SQL Azure has clearly been ‘beefed’ up and can now be connected to via SQL Server Management Studio just like a normal database, and be administered / interacted with – even supporting transactions. The disaster recovery and physical administration of the SQL remains out of sight and handled by the cloud, and not the application / vendor. SQL Azure understands TDS, so connecting to the SQL Azure is pretty seamless and appears like a regular SQL server. It has clearly matured as a platform, and rightly so.
Another project, codenamed ‘Dallas’ was announced which forms part of pinpoint. Pinpoint is a products / services portal, which instantly made me think of Apple’s ‘AppStore’ but for windows products and companies offering services. The interesting part is the ‘Dallas’ section, which is something like a ‘Data Store’ – allowing the discovery and consumption of centralised data services.
There has always been an issue when consuming data from other sources, that you are required to download it, understand the schema of the data and often ETL it from the format it is being supplied in, such as CSV, XML, Atom etc into a format that you can work with. Each data source often has its own schema and delivery mechanism and handling updates to the data remains an operational issue.

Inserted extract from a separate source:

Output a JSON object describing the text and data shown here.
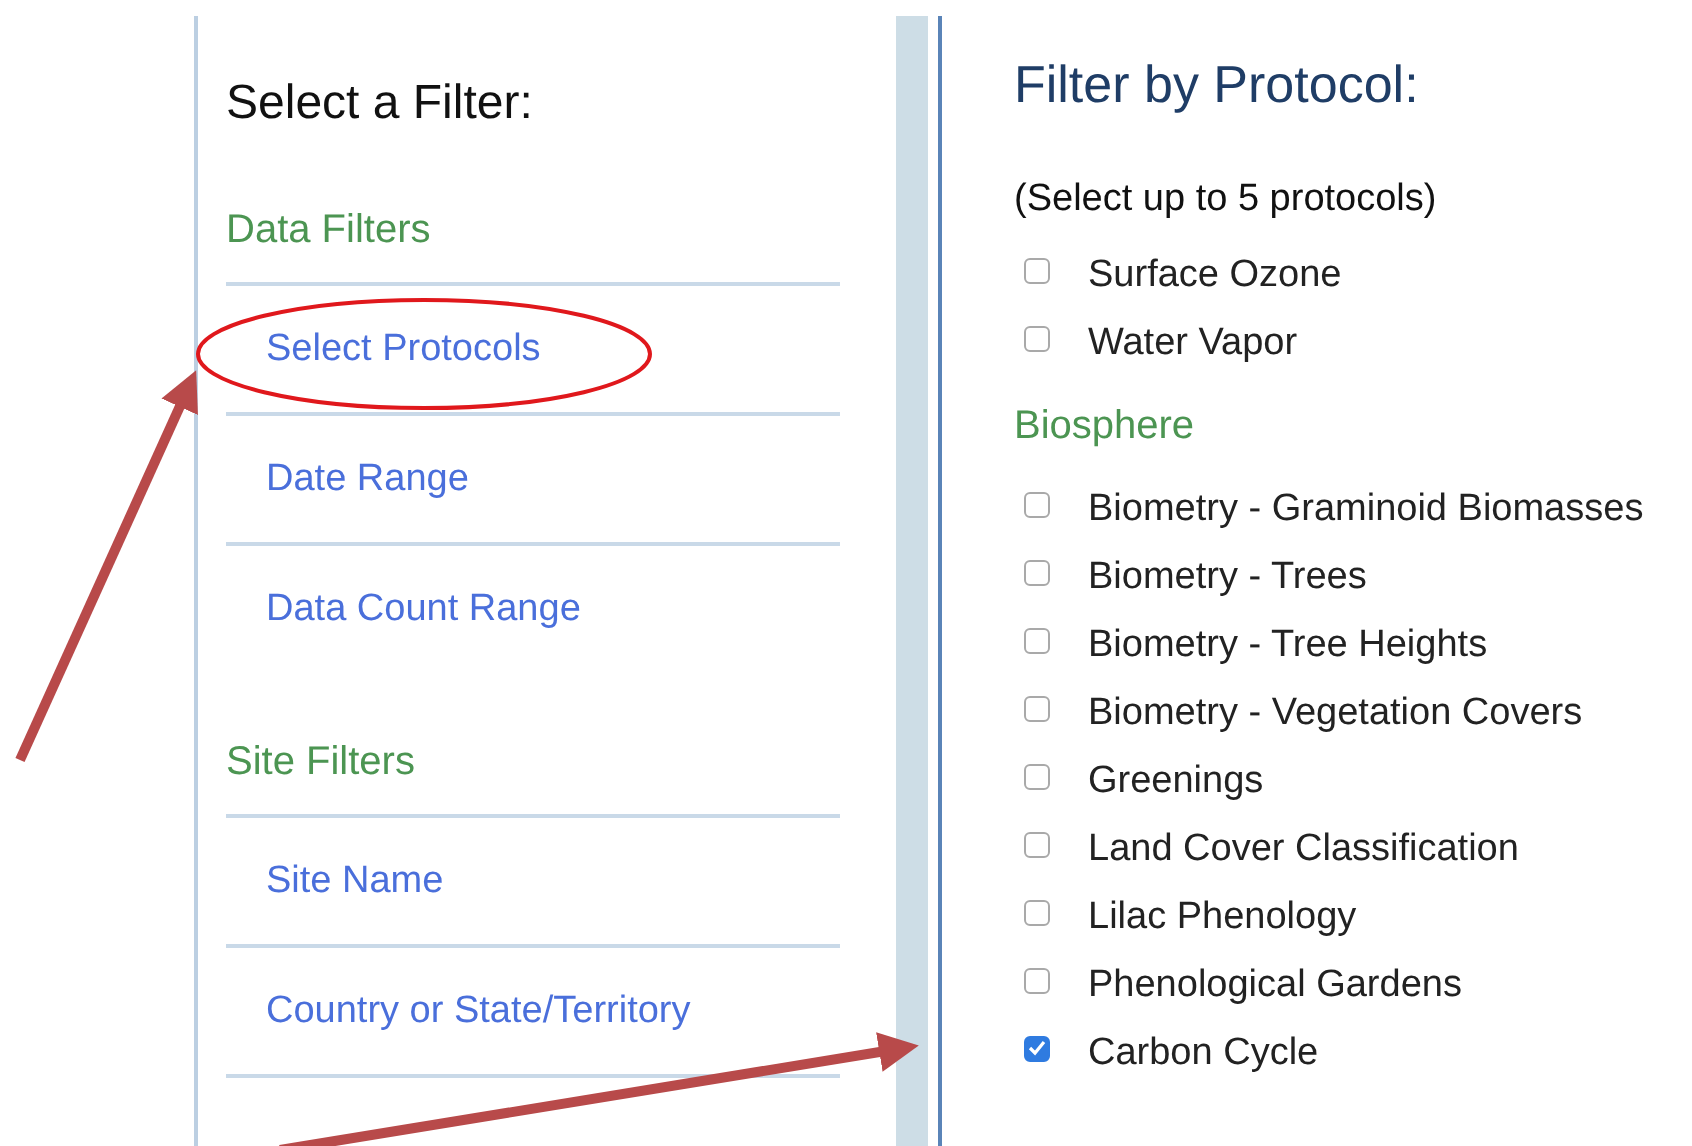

With ‘Dallas’ you are buying into the data being held within the cloud and it will auto-generate the proxy class for the data being consumed, so the schema of the data is available to you within code on the development side. This is an awesome concept and if they can tie in some form of micro-payment structure, you could easily visualise a set of data services that you consume within an application on an as needed basis. Without the micro-payments, you would have to have purchased a license, whether that is a one off cost, or a monthly subscription, neither deals with the ‘elastic’ nature of the applications that are being placed onto the cloud and one of the key benefits in that the data centres can scale up / down as your apps require. Given the billing of that is based on usage and you specifically want to take advantage of the elasticity of the infrastructure provision, it would make sense to have a similar elasticity in the data service charging arena.
This is definitely a technology to keep a close eye on, and I will be signing up an account to get access to the free data services that they are going to expose.
I am at the PDC this week in Los Angeles – the session selection is massive and covers a wide range of topics, although there are only a few sessions involving SQL Server. I think this is a testament to how important the PASS conference is now for SQL Server.
If I fit a SQL session in I will blog about it, or any major announcements, but I will try keep this purely about SQL since that is my passion.
PDC is a great technology event as well as a good networking event, so shoot me a comment if you want to try locate me in the mass of people roaming the halls.